The greater Middle East includes Central and South Asia and the Caucasus — a proximity that is one reason for Russian concern about the region. The war on terrorism has only heightened U.S. interests there. Can these former competitors work together for the benefit of all? The RAND Corporation and the Carnegie Moscow Center convened a workshop in Moscow in September 2003 to examine these issues. Participants discussed regional security issues, U.S. and Russian policy agendas for selected countries, and prospects for U.S.-Russian partnership. It was easier to identify common goals, interests, and viewpoints than to identify concrete areas for cooperation, in part because of the history of mutual distrust. Yet the two nations have cooperated on issues large and small, demonstrating that the problems can be overcome. Indeed, the common goals and needs make it imperative that they do so. Even modest cooperative activities, as long as they are built across the wide span of the region, may help the two nations to advance their own goals while building a better mutual relationship.
Oliker, Olga and Natasha Yefimova, Carnegie-RAND Workshop on the Future of the Greater Middle East and the Prospects for U.S.-Russian Partnership. Santa Monica, CA: RAND Corporation, 2004. https://www.rand.org/pubs/occasional_papers/OP118.html.

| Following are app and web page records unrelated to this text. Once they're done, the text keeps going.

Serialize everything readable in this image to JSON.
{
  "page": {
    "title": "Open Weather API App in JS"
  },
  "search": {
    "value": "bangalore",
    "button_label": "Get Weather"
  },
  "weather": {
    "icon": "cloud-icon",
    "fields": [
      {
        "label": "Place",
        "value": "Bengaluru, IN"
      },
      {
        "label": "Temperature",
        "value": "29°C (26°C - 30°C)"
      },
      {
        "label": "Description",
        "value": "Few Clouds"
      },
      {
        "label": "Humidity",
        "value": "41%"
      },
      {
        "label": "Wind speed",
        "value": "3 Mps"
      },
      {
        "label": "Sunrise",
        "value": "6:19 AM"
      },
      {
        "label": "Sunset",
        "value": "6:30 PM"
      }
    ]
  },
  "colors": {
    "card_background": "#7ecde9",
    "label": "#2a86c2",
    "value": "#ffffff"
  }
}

Oliker, Olga and Natasha Yefimova, Carnegie-RAND Workshop on the Future of the Greater Middle East and the Prospects for U.S.-Russian Partnership, Santa Monica, Calif.: RAND Corporation, OP-118-CMEPP/CRE, 2004. As of September 08, 2021: https://www.rand.org/pubs/occasional_papers/OP118.html